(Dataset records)

>>>>>

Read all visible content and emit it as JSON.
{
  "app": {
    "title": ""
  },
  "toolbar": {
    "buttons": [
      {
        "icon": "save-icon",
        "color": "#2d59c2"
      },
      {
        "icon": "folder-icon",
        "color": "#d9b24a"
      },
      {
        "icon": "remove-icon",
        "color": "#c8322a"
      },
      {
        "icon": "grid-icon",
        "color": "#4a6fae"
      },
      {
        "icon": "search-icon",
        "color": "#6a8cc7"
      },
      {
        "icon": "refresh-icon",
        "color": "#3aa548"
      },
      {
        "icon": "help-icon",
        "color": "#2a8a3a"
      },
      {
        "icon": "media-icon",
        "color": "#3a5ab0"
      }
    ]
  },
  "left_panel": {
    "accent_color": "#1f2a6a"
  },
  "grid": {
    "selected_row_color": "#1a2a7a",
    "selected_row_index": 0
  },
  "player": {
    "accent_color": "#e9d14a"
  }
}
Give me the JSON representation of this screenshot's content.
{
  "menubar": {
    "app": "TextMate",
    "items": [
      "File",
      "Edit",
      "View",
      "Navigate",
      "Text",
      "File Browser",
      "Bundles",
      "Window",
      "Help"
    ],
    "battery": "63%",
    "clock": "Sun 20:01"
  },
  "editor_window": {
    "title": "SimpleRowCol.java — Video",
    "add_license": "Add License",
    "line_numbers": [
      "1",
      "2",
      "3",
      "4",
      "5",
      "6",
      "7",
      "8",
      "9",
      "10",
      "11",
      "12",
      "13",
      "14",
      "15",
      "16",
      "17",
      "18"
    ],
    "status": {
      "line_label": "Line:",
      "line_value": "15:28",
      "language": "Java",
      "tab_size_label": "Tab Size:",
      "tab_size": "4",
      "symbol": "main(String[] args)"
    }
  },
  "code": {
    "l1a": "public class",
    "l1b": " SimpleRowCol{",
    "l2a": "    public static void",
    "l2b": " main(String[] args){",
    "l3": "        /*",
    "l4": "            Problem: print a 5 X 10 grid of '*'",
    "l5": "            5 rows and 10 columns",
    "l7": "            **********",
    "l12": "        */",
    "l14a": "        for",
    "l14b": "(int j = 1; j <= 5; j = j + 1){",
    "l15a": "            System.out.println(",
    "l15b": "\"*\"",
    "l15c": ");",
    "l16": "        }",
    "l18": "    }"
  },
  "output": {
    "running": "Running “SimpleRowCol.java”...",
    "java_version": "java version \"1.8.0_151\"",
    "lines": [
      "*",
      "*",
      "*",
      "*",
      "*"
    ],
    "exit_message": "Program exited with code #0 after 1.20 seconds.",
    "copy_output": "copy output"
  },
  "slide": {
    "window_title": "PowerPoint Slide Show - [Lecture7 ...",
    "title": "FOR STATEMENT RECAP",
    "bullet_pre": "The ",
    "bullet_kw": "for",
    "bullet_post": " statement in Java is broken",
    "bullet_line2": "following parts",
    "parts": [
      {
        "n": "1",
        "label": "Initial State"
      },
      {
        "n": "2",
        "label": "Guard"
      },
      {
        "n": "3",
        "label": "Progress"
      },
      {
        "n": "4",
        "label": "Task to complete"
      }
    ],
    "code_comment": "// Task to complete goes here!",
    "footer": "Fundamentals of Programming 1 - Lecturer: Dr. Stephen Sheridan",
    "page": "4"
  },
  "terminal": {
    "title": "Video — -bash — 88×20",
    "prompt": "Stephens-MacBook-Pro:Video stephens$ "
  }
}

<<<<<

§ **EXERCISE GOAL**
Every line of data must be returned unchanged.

§ **TASK ANSWER**
Read all visible content and emit it as JSON.
{
  "app": {
    "title": ""
  },
  "toolbar": {
    "buttons": [
      {
        "icon": "save-icon",
        "color": "#2d59c2"
      },
      {
        "icon": "folder-icon",
        "color": "#d9b24a"
      },
      {
        "icon": "remove-icon",
        "color": "#c8322a"
      },
      {
        "icon": "grid-icon",
        "color": "#4a6fae"
      },
      {
        "icon": "search-icon",
        "color": "#6a8cc7"
      },
      {
        "icon": "refresh-icon",
        "color": "#3aa548"
      },
      {
        "icon": "help-icon",
        "color": "#2a8a3a"
      },
      {
        "icon": "media-icon",
        "color": "#3a5ab0"
      }
    ]
  },
  "left_panel": {
    "accent_color": "#1f2a6a"
  },
  "grid": {
    "selected_row_color": "#1a2a7a",
    "selected_row_index": 0
  },
  "player": {
    "accent_color": "#e9d14a"
  }
}
Give me the JSON representation of this screenshot's content.
{
  "menubar": {
    "app": "TextMate",
    "items": [
      "File",
      "Edit",
      "View",
      "Navigate",
      "Text",
      "File Browser",
      "Bundles",
      "Window",
      "Help"
    ],
    "battery": "63%",
    "clock": "Sun 20:01"
  },
  "editor_window": {
    "title": "SimpleRowCol.java — Video",
    "add_license": "Add License",
    "line_numbers": [
      "1",
      "2",
      "3",
      "4",
      "5",
      "6",
      "7",
      "8",
      "9",
      "10",
      "11",
      "12",
      "13",
      "14",
      "15",
      "16",
      "17",
      "18"
    ],
    "status": {
      "line_label": "Line:",
      "line_value": "15:28",
      "language": "Java",
      "tab_size_label": "Tab Size:",
      "tab_size": "4",
      "symbol": "main(String[] args)"
    }
  },
  "code": {
    "l1a": "public class",
    "l1b": " SimpleRowCol{",
    "l2a": "    public static void",
    "l2b": " main(String[] args){",
    "l3": "        /*",
    "l4": "            Problem: print a 5 X 10 grid of '*'",
    "l5": "            5 rows and 10 columns",
    "l7": "            **********",
    "l12": "        */",
    "l14a": "        for",
    "l14b": "(int j = 1; j <= 5; j = j + 1){",
    "l15a": "            System.out.println(",
    "l15b": "\"*\"",
    "l15c": ");",
    "l16": "        }",
    "l18": "    }"
  },
  "output": {
    "running": "Running “SimpleRowCol.java”...",
    "java_version": "java version \"1.8.0_151\"",
    "lines": [
      "*",
      "*",
      "*",
      "*",
      "*"
    ],
    "exit_message": "Program exited with code #0 after 1.20 seconds.",
    "copy_output": "copy output"
  },
  "slide": {
    "window_title": "PowerPoint Slide Show - [Lecture7 ...",
    "title": "FOR STATEMENT RECAP",
    "bullet_pre": "The ",
    "bullet_kw": "for",
    "bullet_post": " statement in Java is broken",
    "bullet_line2": "following parts",
    "parts": [
      {
        "n": "1",
        "label": "Initial State"
      },
      {
        "n": "2",
        "label": "Guard"
      },
      {
        "n": "3",
        "label": "Progress"
      },
      {
        "n": "4",
        "label": "Task to complete"
      }
    ],
    "code_comment": "// Task to complete goes here!",
    "footer": "Fundamentals of Programming 1 - Lecturer: Dr. Stephen Sheridan",
    "page": "4"
  },
  "terminal": {
    "title": "Video — -bash — 88×20",
    "prompt": "Stephens-MacBook-Pro:Video stephens$ "
  }
}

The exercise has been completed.